Radio Disney is available in Latin America via terrestrial broadcast. Similar to Radio Disney in the U.S., it broadcasts in Spanish to Argentina, Chile, Nicaragua, Ecuador, Guatemala, Paraguay, Uruguay, Dominican Republic, Panama, Costa Rica and Mexico.
Radio Disney planned to begin broadcasting on the digital radio platform in the United Kingdom by the end of 2008. On July 6, 2007, Ofcom, the communications regulator of the United Kingdom, announced that the 4 Digital Group, a consortium headed by Channel 4 and featuring Emap, UTV, British Sky Broadcasting, Global Radio, Carphone Warehouse and UBC, had been awarded a license to run a new digital radio multiplex which would include Radio Disney as one of ten new national radio stations. On October 10, 2008, Channel 4 withdrew plans to launch 4 Digital, ending the probability of Radio Disney launching on the service.
A similar station, Capital Disney began broadcasting in 2002 on the DAB digital radio network, on Sky Digital (Digital Satellite) and various digital cable television providers in the UK. The station was a joint venture between the UK's Capital Radio Group and Disney. The idea being to use Capital Radio's programming experience to assist Disney in launching a radio station in the UK. In early 2007, both Capital Radio (by now called GCap Media) and Disney agreed to pursue different goals, and as a result, Capital Disney closed down on June 29, 2007.
- Bubblegum pop
- Citadel Media (formerly ABC Radio Networks)
- ESPN Radio
- Hip hop music
- Rock music
- Teen pop
- Magic Kingdom Radio
- Booth, William (August 6, 2006). "In the Concert Hall, It Smells Like Tween Spirit". The Washington Post.
- Radio Disney Takes Six Stations Silent
- Graser, Marc (June 4, 2013). "Radio Disney Stations Up for Sale (EXCLUSIVE)". Variety. Retrieved June 4, 2013.
- "Radio Disney Announces New Morning Show, Programming Shifts". The Hollywood Reporter. April 8, 2013. Retrieved November 13, 2013.
- "Radio Disney Junior To Launch February 14". Disney Channel. February 9, 2011. Retrieved February 9, 2011.
- "What relation does Playhouse Disney have to Radio Disney?".
- ABC News
- The Hollywood Reporter

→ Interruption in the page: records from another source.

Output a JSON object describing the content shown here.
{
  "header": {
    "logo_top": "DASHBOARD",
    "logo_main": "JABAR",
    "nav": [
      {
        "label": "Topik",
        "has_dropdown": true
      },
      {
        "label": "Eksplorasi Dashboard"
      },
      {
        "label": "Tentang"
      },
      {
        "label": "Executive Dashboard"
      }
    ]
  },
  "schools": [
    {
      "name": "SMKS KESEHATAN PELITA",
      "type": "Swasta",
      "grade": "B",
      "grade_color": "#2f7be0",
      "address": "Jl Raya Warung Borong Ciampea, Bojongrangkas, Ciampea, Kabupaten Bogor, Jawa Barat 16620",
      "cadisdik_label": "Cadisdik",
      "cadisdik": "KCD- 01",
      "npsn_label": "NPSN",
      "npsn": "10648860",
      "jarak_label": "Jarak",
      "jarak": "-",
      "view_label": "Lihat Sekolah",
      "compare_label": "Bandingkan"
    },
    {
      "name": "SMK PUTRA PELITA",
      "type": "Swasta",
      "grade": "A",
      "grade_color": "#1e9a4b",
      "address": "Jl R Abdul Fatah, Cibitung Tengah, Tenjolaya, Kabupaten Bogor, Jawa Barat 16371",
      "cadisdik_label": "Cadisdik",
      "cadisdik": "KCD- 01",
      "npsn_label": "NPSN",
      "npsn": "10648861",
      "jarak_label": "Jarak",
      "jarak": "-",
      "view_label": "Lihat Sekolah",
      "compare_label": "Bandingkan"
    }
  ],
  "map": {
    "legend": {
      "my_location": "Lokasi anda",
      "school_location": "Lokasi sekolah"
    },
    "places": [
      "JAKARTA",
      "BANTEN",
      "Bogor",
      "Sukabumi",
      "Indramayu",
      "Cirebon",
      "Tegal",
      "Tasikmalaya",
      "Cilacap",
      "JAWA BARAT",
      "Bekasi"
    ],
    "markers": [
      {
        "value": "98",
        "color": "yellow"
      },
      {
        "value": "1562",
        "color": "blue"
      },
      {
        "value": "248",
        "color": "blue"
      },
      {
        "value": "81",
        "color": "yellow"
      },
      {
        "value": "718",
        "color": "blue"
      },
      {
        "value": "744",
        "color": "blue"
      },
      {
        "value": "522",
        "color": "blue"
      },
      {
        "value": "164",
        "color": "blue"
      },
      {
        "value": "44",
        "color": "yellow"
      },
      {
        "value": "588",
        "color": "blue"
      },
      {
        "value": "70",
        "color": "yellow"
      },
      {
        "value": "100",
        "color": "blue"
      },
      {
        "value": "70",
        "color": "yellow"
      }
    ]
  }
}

- Music Choice channel
- Music Choice lineup change
- "Notification of Suspension of Operations". CDBS Public Access. Federal Communications Commission. August 5, 2013. Retrieved August 10, 2013.
- FCC status page for KMUS

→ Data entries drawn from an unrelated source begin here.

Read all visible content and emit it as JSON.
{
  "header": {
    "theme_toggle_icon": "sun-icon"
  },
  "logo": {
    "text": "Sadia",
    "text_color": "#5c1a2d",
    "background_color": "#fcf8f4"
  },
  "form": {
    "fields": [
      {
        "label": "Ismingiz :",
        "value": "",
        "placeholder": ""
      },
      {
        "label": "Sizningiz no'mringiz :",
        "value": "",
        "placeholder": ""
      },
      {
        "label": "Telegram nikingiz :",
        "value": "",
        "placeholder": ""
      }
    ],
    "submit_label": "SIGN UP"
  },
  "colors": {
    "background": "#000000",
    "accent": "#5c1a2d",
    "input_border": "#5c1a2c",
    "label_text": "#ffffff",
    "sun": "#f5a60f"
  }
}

- "Notification of Suspension of Operations". CDBS Public Access. Federal Communications Commission. August 5, 2013. Retrieved August 10, 2013.

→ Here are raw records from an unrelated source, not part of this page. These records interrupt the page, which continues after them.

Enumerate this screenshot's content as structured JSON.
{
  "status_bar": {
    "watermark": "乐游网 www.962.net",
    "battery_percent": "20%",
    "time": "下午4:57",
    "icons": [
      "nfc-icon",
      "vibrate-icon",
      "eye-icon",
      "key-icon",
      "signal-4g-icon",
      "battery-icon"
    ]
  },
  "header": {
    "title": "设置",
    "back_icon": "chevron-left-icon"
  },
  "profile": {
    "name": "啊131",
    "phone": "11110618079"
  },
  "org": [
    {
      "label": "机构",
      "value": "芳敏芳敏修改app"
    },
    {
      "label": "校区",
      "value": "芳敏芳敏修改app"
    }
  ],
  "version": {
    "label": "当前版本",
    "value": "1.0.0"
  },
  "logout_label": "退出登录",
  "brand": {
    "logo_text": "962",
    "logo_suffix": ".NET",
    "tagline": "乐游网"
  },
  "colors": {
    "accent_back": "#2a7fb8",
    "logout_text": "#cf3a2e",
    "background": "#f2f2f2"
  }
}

- Notification of Suspension of Operations KRDY - United States Federal Communications Commission
- "Notification of Suspension of Operations". CDBS Public Access. Federal Communications Commission. August 22, 2013. Retrieved August 24, 2013.
- "Notification of Suspension of Operations / Request for Silent STA". CDBS Public Access. Federal Communications Commission. September 29, 2011. Retrieved November 26, 2011.
- Notification of Suspension of Operations WDDY - United States Federal Communications Commission
- Notification of Suspension of Operations WDZY - United States Federal Communications Commission
- Notification of Suspension of Operations WKSH - United States Federal Communications Commission
- Tillotson, David (June 21, 2010). "Resumption of Operations". CDBS Public Access. Federal Communications Commission. Retrieved September 25, 2010.
- "WVOA Flips to Radio Disney". CNYRadio.com. 2009-08-19.
- Radio Disney ya tiene presencia en México - El Universal (Spanish)
- Radio Disney transmitirá en México - Azteca Noticias (Spanish)
- Official website
- Former DJ Dean Wendt interview, containing info about the early days of Radio
- Radio Disney on Sirius
- Radio Disney on XM Radio